• film

Northern Lights

Get Tickets
Wednesday 12/4
7:00 pm
Ibrahim Theater
$9 General Public
$7 Students & Seniors
FREE IHP Members

FOR FILMS AND EVENTS PRESENTED BY IHP, Tickets ARE Also Available From the IHP Box Office, which is normally open Tue-Sat from noon-8pm (or, for events outside of those times, from one hour before until one hour after the scheduled starting time).  
call 215.895.6590. 

dir. John Hanson/Rob Nilsson, US, 1978, 35mm, 95 min. – New 35mm print!

An Artists Public Domain/Cinema Conservancy release

Northern Lights
 dramatizes the story of the North Dakota farmers who founded the Nonpartisan League in the early 1900s. The League (one of the most successful, yet little known, Populist movements in US history) was organized by immigrant Scandinavian homesteaders. It was not aligned with Democrat or Republican parties, and existed on a platform of Socialist values in opposition to the monopolization and control exerted over their labor by bankers and suppliers. Framed as the reminiscences of the 94 year old (at the time of filming) real-life Nonpartisan League labor leader Henry Martinson, Northern Lights illustrates the forgotten history of the pioneer workers of the prairies - men and women who organized (in the American tradition) for their rights and fair practices.

Directors Rob Nilsson and John Hanson, who share North Dakota heritage, filmed in the actual locations of the events, capturing the distinct beauty and harsh reality of the prairies. Northern Lights, in its production and release, was a landmark of American Independent Cinema.

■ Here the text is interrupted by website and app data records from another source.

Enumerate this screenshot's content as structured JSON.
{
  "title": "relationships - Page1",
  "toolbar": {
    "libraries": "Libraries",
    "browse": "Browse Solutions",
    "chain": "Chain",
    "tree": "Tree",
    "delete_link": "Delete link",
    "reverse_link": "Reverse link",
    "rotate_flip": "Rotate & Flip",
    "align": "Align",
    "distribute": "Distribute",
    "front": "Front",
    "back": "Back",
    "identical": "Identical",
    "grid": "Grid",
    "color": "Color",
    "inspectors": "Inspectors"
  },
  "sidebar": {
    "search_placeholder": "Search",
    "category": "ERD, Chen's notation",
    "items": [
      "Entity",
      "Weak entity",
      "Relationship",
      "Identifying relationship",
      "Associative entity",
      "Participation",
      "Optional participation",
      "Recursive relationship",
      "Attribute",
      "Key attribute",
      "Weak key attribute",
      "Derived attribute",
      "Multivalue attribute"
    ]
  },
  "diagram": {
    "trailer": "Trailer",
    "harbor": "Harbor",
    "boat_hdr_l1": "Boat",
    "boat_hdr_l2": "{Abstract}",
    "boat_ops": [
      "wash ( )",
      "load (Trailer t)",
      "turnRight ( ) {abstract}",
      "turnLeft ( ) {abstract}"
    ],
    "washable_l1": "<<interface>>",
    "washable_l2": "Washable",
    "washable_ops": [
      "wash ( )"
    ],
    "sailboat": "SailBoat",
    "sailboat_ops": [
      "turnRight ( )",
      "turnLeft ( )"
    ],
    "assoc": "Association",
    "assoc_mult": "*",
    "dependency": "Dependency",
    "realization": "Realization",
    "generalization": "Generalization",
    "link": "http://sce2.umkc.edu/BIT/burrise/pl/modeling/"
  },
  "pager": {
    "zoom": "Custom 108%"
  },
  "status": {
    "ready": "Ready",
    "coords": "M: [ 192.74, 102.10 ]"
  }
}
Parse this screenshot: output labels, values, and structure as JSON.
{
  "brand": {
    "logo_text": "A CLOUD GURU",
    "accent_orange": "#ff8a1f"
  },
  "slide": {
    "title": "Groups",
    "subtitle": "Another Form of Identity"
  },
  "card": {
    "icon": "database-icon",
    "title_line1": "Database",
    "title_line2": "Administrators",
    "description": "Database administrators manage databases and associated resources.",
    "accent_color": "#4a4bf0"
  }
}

Made with professional and non-professional actors and produced by the collective Cine Manifest, Northern Lights was released completely grassroots in North Dakota and Minnesota before going to the Cannes Film Festival, then touring the rest of the United States. As both a history of the Nonpartisan League, and nascent example of the American Independent Cinema movement of the late 1970’s, Northern Lights is full of parallels between the story of the League and the making of the film. It is also, of course, as relevant now as it ever was.